(Saved data entries)
************
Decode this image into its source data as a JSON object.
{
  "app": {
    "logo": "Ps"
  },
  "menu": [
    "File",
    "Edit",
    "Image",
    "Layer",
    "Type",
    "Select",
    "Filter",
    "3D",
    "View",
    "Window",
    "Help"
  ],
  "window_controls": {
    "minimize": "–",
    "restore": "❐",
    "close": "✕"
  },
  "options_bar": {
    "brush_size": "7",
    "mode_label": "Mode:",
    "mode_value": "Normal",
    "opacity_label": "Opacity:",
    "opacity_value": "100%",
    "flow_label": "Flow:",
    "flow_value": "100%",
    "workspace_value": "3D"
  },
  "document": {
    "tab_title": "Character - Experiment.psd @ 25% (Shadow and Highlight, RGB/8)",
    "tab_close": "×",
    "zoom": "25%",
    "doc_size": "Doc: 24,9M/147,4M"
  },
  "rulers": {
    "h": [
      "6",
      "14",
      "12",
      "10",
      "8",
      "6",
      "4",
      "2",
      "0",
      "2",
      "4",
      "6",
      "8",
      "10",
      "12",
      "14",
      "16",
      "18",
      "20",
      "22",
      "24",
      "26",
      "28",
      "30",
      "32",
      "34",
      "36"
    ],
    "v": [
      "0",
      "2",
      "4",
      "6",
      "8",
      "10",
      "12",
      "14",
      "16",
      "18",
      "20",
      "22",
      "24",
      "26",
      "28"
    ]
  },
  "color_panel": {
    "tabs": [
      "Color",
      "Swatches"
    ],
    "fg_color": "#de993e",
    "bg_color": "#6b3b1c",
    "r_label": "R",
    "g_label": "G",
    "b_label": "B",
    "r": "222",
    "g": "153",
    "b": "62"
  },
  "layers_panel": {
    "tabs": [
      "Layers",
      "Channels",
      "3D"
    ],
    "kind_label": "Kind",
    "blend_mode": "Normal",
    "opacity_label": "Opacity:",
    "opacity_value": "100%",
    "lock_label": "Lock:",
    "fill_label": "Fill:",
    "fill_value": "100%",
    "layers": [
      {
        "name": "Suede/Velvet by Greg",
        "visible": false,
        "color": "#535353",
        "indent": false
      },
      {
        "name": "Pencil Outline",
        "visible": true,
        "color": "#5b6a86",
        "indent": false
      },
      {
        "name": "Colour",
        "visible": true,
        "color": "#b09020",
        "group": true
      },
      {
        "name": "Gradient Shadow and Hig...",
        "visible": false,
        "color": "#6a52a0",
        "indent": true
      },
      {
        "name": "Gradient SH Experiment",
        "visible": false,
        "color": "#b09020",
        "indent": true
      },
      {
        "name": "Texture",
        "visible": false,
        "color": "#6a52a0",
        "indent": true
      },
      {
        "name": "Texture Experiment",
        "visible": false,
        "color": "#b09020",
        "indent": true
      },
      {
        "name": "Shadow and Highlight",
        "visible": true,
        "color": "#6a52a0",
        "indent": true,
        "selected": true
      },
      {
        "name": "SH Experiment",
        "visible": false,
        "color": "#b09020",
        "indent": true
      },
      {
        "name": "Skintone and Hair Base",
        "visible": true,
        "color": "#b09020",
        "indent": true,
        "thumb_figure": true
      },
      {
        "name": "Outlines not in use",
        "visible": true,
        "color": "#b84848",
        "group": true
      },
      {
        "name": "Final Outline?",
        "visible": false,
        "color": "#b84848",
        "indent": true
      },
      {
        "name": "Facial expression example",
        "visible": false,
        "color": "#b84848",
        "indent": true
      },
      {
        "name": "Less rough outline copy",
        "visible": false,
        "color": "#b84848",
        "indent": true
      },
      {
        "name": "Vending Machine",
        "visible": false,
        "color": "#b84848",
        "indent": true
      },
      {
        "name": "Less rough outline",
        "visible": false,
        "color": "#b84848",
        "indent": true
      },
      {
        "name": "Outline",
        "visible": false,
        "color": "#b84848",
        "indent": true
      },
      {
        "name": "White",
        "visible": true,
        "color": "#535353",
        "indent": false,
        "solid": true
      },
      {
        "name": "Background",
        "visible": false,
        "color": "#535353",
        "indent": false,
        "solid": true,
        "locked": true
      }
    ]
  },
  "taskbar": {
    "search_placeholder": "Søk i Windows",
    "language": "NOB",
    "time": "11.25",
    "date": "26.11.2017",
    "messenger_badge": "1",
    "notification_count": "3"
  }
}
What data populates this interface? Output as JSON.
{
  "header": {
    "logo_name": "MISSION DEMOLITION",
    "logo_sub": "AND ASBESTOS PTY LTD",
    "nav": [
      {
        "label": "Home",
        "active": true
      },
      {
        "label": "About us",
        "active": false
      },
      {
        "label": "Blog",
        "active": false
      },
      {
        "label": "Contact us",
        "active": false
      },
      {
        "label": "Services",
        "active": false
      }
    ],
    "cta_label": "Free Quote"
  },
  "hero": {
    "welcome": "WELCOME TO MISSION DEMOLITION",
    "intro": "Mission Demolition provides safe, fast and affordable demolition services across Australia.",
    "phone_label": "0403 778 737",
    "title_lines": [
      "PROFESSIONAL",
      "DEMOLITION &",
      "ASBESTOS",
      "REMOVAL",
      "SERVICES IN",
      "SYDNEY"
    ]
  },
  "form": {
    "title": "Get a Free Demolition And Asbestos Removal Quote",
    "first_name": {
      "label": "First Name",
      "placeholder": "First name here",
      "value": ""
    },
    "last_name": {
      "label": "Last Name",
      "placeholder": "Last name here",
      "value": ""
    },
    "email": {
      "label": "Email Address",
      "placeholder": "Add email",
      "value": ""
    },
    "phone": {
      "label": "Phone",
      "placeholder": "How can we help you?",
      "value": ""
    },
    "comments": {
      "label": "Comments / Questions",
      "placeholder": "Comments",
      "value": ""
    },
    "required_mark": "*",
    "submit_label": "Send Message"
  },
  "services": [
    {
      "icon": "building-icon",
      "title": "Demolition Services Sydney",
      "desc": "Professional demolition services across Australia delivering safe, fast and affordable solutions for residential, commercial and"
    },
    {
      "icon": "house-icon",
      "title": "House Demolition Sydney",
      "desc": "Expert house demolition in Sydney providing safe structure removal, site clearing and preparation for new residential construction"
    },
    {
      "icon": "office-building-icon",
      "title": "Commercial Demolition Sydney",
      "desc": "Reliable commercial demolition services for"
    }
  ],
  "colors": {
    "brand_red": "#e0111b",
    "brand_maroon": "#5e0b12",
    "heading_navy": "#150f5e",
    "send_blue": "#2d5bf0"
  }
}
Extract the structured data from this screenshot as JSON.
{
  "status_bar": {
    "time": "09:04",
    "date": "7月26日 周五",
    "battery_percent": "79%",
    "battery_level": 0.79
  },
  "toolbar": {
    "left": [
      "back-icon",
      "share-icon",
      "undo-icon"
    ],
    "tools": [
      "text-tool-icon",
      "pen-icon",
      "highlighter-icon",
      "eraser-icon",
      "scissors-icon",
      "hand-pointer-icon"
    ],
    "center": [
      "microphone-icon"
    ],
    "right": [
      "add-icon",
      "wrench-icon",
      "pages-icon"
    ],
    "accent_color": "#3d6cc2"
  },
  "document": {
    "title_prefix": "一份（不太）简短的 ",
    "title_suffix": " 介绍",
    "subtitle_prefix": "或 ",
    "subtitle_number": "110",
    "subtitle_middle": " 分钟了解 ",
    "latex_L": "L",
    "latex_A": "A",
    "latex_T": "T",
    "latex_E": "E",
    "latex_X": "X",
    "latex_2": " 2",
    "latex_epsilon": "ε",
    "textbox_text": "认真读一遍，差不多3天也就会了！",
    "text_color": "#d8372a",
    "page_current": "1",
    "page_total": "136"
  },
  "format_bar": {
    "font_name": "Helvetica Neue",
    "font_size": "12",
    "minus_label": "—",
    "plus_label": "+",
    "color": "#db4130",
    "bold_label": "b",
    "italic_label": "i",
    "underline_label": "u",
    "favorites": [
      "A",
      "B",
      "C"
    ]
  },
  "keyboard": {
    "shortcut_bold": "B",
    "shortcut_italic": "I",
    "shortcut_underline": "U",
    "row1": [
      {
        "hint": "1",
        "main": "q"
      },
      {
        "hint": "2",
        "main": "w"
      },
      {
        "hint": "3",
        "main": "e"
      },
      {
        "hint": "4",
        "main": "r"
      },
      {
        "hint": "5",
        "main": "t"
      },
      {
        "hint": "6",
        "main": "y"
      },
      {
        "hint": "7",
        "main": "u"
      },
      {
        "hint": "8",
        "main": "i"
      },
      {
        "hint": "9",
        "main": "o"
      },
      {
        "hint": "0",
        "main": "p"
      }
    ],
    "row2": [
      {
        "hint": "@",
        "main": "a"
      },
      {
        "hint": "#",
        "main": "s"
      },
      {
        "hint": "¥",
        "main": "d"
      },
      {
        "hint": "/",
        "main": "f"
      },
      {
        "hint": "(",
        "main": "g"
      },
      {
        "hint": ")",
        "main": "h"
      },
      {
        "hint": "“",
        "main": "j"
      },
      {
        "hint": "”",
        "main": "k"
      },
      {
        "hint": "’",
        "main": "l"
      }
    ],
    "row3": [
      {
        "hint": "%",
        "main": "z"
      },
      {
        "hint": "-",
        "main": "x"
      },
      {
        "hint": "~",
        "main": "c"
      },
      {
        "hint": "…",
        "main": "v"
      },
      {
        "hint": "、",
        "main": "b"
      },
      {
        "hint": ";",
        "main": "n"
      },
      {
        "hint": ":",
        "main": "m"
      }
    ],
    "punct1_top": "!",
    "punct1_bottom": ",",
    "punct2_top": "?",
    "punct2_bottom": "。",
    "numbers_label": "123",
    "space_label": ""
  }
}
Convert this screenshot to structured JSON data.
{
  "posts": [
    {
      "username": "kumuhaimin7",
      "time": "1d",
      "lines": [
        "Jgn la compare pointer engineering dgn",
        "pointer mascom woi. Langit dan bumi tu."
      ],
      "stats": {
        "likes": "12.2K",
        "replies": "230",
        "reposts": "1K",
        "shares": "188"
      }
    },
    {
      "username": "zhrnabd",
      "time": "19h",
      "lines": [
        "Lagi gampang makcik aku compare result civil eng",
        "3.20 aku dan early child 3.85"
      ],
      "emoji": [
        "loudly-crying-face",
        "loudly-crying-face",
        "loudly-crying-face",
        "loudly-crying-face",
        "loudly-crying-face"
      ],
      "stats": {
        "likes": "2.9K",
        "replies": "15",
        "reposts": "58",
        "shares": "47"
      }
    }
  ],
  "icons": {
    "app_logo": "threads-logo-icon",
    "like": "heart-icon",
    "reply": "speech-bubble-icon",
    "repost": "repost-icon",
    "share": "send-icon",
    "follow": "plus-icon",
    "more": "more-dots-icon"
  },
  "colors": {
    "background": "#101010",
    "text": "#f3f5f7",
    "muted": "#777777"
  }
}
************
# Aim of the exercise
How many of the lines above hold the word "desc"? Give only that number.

# Answer to this problem
3